In order to succeed in the IELTS exam, you wanted to show off your vocabulary. This means being specific and conveying your exact meaning. However, accuracy if very important. You need to be able to use the new vocabulary correctly, or it counts as an error. By now you probably know that a great way to make your English sound more specific and advanced is to couple adjectives and nouns:

Simple Example

Look at the following adjective + noun pairs:

red sweater

big chair

delicious food

Obviously that’s better than just saying the nouns alone, but sometimes we want to give more detail. Fortunately, in English you can link together long chains of adjectives to convey a very precise meaning. However, it’s not easy. You need to remember the order.

Adjective Order

For most English speakers, the following one of the following sentences makes perfect sense and the other sounds just plain bizarre:

a beautiful big round old black Italian wooden dining table

a black wooden round big Italian beautiful old dining table

Any native speaker will know that the second sentence sounds terrible – but why?
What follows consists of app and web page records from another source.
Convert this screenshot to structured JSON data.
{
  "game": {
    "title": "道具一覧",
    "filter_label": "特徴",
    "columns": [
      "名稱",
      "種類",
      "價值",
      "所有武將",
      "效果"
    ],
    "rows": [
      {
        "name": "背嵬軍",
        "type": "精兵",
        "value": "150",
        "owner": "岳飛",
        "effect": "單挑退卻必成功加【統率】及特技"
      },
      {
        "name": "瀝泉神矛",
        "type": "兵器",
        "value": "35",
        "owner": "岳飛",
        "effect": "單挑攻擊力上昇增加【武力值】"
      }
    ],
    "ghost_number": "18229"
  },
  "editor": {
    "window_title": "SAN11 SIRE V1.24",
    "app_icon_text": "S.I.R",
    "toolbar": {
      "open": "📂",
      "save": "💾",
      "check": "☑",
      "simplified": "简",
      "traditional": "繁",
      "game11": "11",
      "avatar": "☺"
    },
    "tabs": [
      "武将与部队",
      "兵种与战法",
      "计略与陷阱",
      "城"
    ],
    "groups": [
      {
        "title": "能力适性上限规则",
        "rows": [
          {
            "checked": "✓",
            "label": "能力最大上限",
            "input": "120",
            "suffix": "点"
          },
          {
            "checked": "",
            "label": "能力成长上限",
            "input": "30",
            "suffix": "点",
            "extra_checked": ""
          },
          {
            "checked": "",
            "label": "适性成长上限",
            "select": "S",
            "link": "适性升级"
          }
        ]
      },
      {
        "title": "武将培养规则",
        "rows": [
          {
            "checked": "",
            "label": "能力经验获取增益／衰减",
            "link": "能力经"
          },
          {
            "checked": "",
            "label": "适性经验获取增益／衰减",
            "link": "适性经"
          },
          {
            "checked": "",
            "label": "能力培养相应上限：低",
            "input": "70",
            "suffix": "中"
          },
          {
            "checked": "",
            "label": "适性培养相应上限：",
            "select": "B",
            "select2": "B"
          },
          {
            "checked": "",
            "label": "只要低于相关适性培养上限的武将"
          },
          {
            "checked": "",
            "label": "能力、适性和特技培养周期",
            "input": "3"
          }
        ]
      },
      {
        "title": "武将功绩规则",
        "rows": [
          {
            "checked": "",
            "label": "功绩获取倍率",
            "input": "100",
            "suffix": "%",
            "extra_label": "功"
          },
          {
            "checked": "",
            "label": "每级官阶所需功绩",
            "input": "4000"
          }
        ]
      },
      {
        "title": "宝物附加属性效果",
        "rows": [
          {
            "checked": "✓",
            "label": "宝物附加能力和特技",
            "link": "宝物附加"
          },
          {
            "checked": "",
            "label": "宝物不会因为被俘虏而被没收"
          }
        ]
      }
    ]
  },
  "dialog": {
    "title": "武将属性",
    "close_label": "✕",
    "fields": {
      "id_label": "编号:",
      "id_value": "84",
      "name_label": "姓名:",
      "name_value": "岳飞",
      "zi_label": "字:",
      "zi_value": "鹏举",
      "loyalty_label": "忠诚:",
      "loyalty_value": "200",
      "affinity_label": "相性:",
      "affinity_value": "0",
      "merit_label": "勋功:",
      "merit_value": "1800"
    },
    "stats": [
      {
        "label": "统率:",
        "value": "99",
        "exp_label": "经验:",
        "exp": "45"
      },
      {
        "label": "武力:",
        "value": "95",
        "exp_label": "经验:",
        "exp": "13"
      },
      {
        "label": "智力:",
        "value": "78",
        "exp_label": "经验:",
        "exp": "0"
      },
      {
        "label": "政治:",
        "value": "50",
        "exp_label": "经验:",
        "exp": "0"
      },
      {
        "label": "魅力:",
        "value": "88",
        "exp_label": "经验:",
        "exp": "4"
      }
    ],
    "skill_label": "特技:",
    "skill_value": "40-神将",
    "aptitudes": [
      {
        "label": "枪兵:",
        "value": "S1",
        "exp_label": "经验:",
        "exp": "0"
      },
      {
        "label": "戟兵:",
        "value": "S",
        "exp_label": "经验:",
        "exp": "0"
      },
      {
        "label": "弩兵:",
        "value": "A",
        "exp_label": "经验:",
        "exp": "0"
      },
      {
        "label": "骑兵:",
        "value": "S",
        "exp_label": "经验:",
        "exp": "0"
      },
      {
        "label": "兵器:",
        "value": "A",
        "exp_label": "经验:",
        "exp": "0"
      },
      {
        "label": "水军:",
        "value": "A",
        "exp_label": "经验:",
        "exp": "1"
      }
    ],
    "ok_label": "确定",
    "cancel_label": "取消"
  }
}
In English, when we put together lists of adjectives, they must follow a definite order. It goes like this:

opinion + size + shape + age + colour (or pattern) + origin + material + style (or purpose) + noun

That’s a lot to remember!

But don’t worry, most times you won’t need to use all of these adjectives at once. In fact, it does sound a bit ridiculous to use so many.

Adjective List Examples

Here are some more natural examples:

Opinion Size Shape Age Colour/ pattern Origin Material Style/ purpose Noun
cool   brown antique   French     wristwatch
  big   old spotted   leather   belt
  fat     green       parrot
scary     new   Korean     movie
  tall thin   bronze       man
favourite long         wooden-handled hunting knife